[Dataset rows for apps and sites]
--*--

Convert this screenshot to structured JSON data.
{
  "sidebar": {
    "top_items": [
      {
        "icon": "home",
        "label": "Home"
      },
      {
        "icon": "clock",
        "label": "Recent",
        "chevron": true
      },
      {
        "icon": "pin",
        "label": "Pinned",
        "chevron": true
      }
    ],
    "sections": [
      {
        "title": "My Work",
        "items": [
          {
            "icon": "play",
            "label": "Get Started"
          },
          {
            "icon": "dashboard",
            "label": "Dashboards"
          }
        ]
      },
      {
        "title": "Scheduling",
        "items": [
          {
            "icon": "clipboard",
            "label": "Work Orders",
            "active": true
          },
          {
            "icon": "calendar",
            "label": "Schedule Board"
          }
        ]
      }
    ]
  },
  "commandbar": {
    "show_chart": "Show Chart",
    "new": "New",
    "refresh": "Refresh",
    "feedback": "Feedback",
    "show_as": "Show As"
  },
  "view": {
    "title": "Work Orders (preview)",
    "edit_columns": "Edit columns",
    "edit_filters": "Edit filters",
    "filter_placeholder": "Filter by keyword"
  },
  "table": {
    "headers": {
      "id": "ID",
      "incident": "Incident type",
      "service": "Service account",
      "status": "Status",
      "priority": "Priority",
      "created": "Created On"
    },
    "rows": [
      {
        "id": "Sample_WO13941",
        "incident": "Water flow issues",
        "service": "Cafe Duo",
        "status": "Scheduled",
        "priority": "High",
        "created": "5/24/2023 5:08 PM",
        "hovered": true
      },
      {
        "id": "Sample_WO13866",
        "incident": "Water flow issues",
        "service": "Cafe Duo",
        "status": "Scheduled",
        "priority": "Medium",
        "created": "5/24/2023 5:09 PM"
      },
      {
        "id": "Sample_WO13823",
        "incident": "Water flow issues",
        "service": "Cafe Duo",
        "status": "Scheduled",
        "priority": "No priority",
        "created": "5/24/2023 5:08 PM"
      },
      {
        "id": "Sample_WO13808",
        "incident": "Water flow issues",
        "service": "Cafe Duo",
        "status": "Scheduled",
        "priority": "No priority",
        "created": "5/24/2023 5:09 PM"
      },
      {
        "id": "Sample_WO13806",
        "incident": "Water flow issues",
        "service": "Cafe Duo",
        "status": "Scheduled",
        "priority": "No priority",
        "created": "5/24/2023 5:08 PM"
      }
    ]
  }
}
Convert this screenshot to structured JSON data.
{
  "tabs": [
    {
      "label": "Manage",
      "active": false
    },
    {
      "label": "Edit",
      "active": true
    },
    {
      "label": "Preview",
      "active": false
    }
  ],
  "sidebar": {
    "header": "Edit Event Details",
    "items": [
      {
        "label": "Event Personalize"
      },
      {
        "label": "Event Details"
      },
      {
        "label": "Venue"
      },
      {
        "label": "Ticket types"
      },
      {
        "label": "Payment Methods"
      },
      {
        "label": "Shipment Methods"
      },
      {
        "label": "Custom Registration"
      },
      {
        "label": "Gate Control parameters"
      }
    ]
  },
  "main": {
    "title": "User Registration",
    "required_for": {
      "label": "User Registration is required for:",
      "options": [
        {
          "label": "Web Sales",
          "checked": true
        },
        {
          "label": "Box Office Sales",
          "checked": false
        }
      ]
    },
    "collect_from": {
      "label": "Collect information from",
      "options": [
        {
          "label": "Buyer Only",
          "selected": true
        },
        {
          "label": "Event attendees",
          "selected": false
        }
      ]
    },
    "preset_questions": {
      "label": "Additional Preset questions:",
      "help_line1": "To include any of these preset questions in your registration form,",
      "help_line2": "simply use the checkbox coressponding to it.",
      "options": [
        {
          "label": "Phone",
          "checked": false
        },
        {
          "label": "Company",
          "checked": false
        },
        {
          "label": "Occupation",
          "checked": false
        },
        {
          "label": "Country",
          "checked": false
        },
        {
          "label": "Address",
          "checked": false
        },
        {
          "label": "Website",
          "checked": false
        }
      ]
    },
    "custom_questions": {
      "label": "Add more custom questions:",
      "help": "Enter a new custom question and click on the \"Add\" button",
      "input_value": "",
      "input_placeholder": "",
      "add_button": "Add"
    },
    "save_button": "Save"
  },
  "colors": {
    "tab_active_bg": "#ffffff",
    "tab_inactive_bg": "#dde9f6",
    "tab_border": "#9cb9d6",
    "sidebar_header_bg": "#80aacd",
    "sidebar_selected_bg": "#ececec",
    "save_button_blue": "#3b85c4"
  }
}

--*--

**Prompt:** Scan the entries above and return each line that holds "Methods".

**Exercise response:**
        "label": "Payment Methods"
        "label": "Shipment Methods"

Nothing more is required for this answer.